Communal worship, despite my differences in taste, is so valuable to me.  It can be an incredible experience to be surrounded by hundreds of people singing together.  And this is largely the accepted idea, in terms of corporate worship as a church body, but what about music as art?  Music where we ask the congregation to sit and just listen?  Is there a place for that in the reformed church?  I agree, the modern church ought to be communal; we eat the bread and drink the wine together, we sing together, we pray together, but should we also listen to music together in the same way we listen to a sermon together?

In a few weeks we’ll be starting up the choir at Santa Barbara Community Church in preparation for holy week service of Good Friday.  I always look forward to working with this enthusiastic group of singers.  For many, the church choir is the only time they get to make music outside of normal Sunday worship.

In selecting music to share with the congregation at the service, one of the issues that came up is the language.  Simply put, I believe that to limit our repertoire to only our native language would eliminate 90% of choral repertoire.  As wonderful as they are, we must share more than the sounds of Britten, Vaugh Williams, and Billings.  And since choral music stems from a tradition of latin chant and polyphony, it makes sense to begin there.

I selected two of Victorias Tenebrae responsories, as I have sung (read: fallen in love with) them a few times, have a managble range, realistic division (SATB throughout), and not to mention, are BEAUTIFUL.  The first issue that came up with the our worship pastor, is the question of language.  Can the congregation easily connect with this music even though they do not know what the text means?  The simple solution here is to put on our projection the text allongside the translation.  But even so, will the process of reading a text and translation while simultaneously listening to the music create an unneccisary barrier in experiencing the divine?  Or on the contrary, might it actually encourage deeper thought and understanding?

I’m currently in the camp that agrees with the latter.  We ought to give our congregation more intellectual credit.  The latin language is beautiful, and anyone who has studied a latin based language might be able to decipher some of it themselves: Moritur (latin) ~ mourir (french) ~ to die (english).  At the same time the mental process of reading a foreign language works a different part of our brain.  We’re thinking harder, and I think that’s a good thing.  Though congregational music should be easily singable, but that doesn’t mean all music in church should be “easy.”

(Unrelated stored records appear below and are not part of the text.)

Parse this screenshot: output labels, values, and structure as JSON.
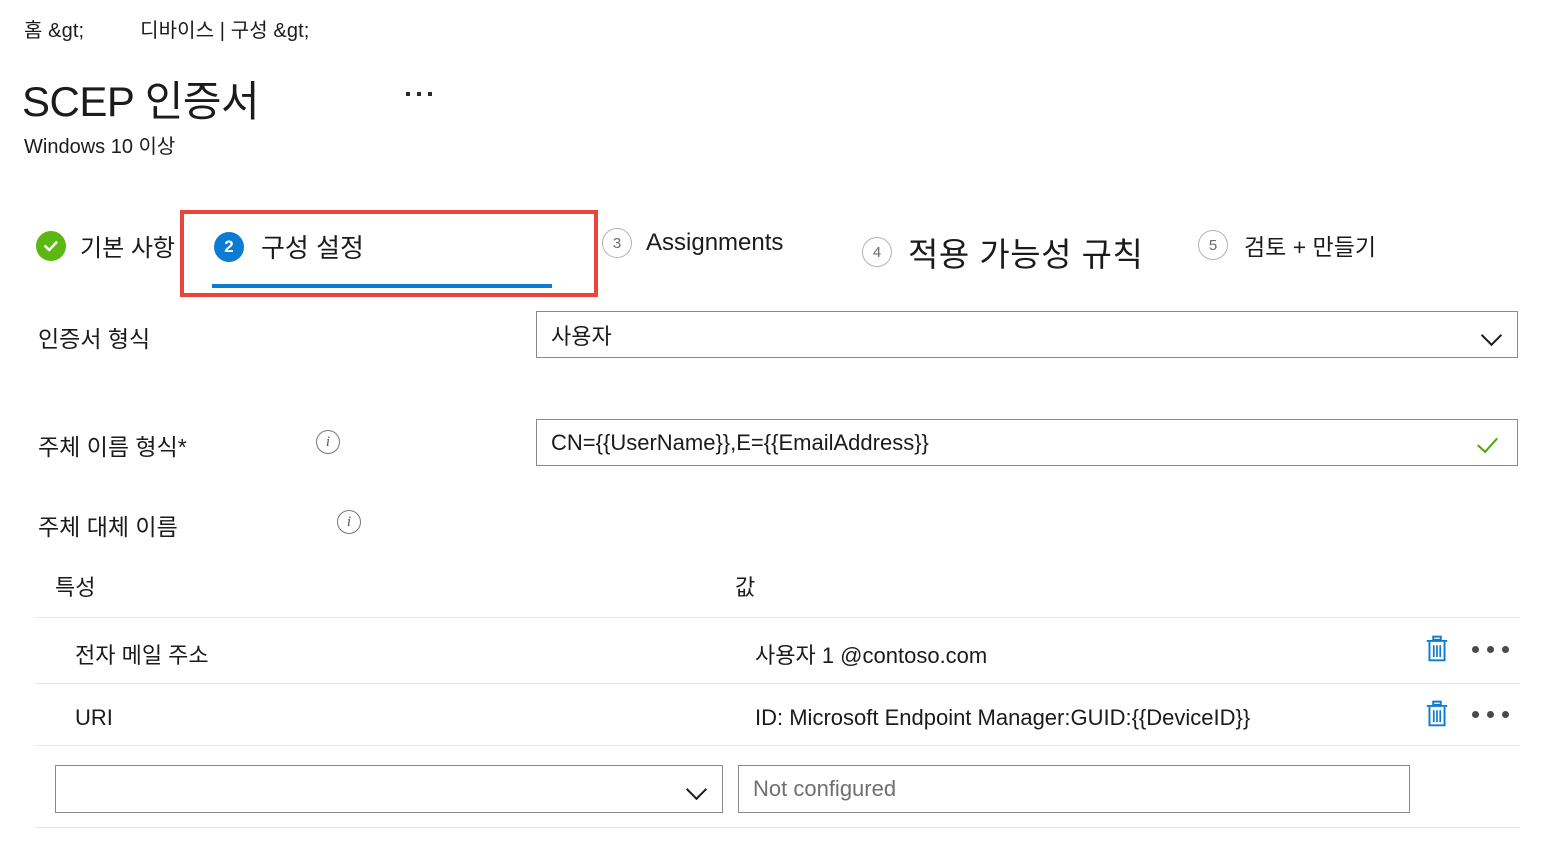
{
  "breadcrumb": {
    "home": "홈 &gt;",
    "section": "디바이스 | 구성 &gt;"
  },
  "header": {
    "title": "SCEP 인증서",
    "subtitle": "Windows 10 이상",
    "more_icon": "ellipsis-icon"
  },
  "wizard": {
    "steps": [
      {
        "number": "1",
        "label": "기본 사항",
        "state": "done",
        "badge_icon": "check-icon"
      },
      {
        "number": "2",
        "label": "구성 설정",
        "state": "current"
      },
      {
        "number": "3",
        "label": "Assignments",
        "state": "upcoming"
      },
      {
        "number": "4",
        "label": "적용 가능성 규칙",
        "state": "upcoming"
      },
      {
        "number": "5",
        "label": "검토 + 만들기",
        "state": "upcoming"
      }
    ],
    "highlight_color": "#E8453C",
    "current_color": "#0B7BD4",
    "done_color": "#5CB811"
  },
  "form": {
    "certificate_type": {
      "label": "인증서 형식",
      "value": "사용자",
      "chevron_icon": "chevron-down-icon"
    },
    "subject_name_format": {
      "label": "주체 이름 형식*",
      "value": "CN={{UserName}},E={{EmailAddress}}",
      "info_icon": "info-icon",
      "valid_icon": "checkmark-icon",
      "valid_color": "#4CA510"
    },
    "subject_alternative_name": {
      "label": "주체 대체 이름",
      "info_icon": "info-icon"
    }
  },
  "table": {
    "columns": [
      "특성",
      "값"
    ],
    "rows": [
      {
        "attribute": "전자 메일 주소",
        "value": "사용자 1 @contoso.com",
        "delete_icon": "trash-icon",
        "more_icon": "ellipsis-icon"
      },
      {
        "attribute": "URI",
        "value": "ID: Microsoft Endpoint Manager:GUID:{{DeviceID}}",
        "delete_icon": "trash-icon",
        "more_icon": "ellipsis-icon"
      }
    ],
    "new_row": {
      "attribute_value": "",
      "attribute_chevron_icon": "chevron-down-icon",
      "value_placeholder": "Not configured"
    },
    "action_color": "#0B7BD4"
  }
}
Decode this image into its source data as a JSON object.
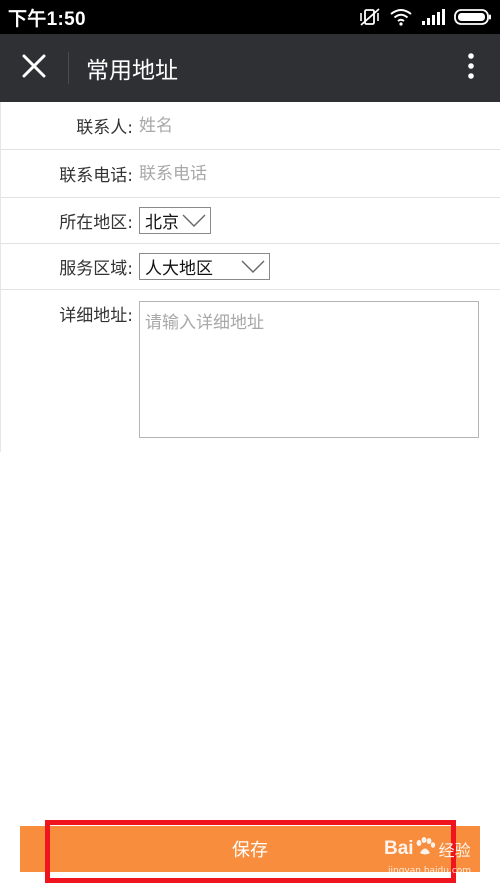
{
  "status_bar": {
    "time": "下午1:50",
    "icons": [
      "vibrate-mute-icon",
      "wifi-icon",
      "signal-icon",
      "battery-icon"
    ]
  },
  "app_bar": {
    "title": "常用地址",
    "close_icon": "close-icon",
    "menu_icon": "more-vertical-icon"
  },
  "form": {
    "contact": {
      "label": "联系人:",
      "placeholder": "姓名",
      "value": ""
    },
    "phone": {
      "label": "联系电话:",
      "placeholder": "联系电话",
      "value": ""
    },
    "region": {
      "label": "所在地区:",
      "selected": "北京"
    },
    "service_area": {
      "label": "服务区域:",
      "selected": "人大地区"
    },
    "address": {
      "label": "详细地址:",
      "placeholder": "请输入详细地址",
      "value": ""
    }
  },
  "save_button": {
    "label": "保存"
  },
  "watermark": {
    "brand": "Bai",
    "brand_cn": "经验",
    "url": "jingyan.baidu.com"
  },
  "colors": {
    "status_bar_bg": "#000000",
    "app_bar_bg": "#2f3033",
    "save_button_bg": "#f78d3d",
    "highlight_border": "#f0141e"
  }
}
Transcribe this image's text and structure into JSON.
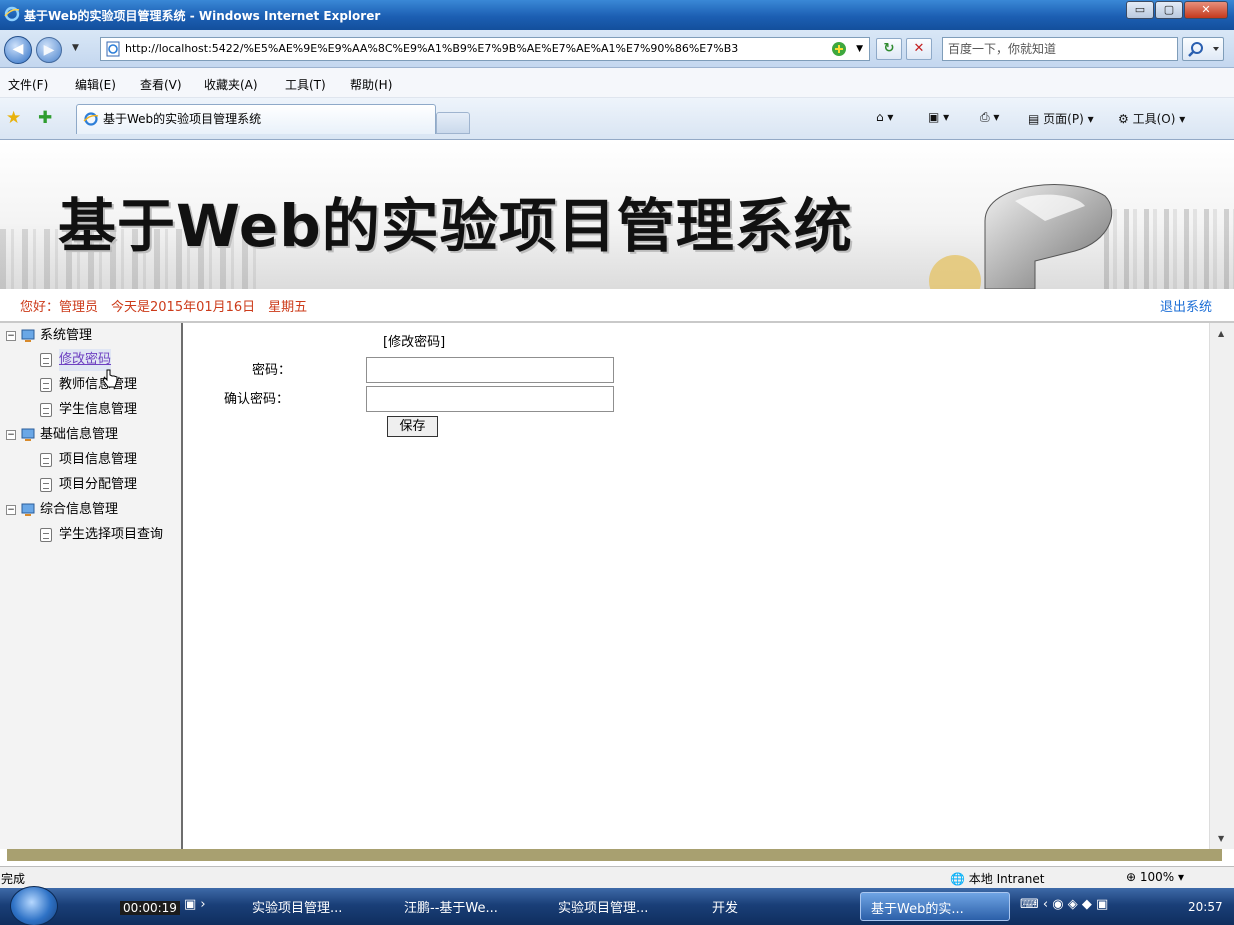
{
  "window": {
    "title": "基于Web的实验项目管理系统 - Windows Internet Explorer",
    "min_label": "▭",
    "max_label": "▢",
    "close_label": "✕"
  },
  "addressbar": {
    "url": "http://localhost:5422/%E5%AE%9E%E9%AA%8C%E9%A1%B9%E7%9B%AE%E7%AE%A1%E7%90%86%E7%B3",
    "search_placeholder": "百度一下，你就知道"
  },
  "menubar": {
    "items": [
      "文件(F)",
      "编辑(E)",
      "查看(V)",
      "收藏夹(A)",
      "工具(T)",
      "帮助(H)"
    ]
  },
  "tabbar": {
    "tab_title": "基于Web的实验项目管理系统",
    "page_menu": "页面(P)",
    "tools_menu": "工具(O)"
  },
  "header": {
    "system_title": "基于Web的实验项目管理系统"
  },
  "infobar": {
    "greeting": "您好：管理员　今天是2015年01月16日　星期五",
    "logout": "退出系统"
  },
  "sidebar": {
    "groups": [
      {
        "label": "系统管理",
        "items": [
          "修改密码",
          "教师信息管理",
          "学生信息管理"
        ]
      },
      {
        "label": "基础信息管理",
        "items": [
          "项目信息管理",
          "项目分配管理"
        ]
      },
      {
        "label": "综合信息管理",
        "items": [
          "学生选择项目查询"
        ]
      }
    ]
  },
  "form": {
    "caption": "[修改密码]",
    "password_label": "密码：",
    "confirm_label": "确认密码：",
    "password_value": "",
    "confirm_value": "",
    "save_label": "保存"
  },
  "statusbar": {
    "status": "完成",
    "zone": "本地 Intranet",
    "zoom": "100%"
  },
  "taskbar": {
    "recording_time": "00:00:19",
    "tasks": [
      "实验项目管理...",
      "汪鹏--基于We...",
      "实验项目管理...",
      "开发",
      "基于Web的实..."
    ],
    "clock": "20:57"
  },
  "colors": {
    "greeting": "#cc3b1a",
    "logout": "#1d6fd6",
    "active_link": "#6f42c1",
    "divider": "#a8a070"
  }
}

Then there’s the question of polyphony.  I could explain why I think its great, but why not use the power of the internet to direct you here.  For centuries the church has debated use of polyphony so I’ll refrain from discussing it here, but I sincerely hope that the choir at Santa Barbara Community Church can not only sing their notes beautifully, but also get an idea of the incredible contrapuntal fabric that Victoria has created.  Even if just one person gets it, I’ll have done my job.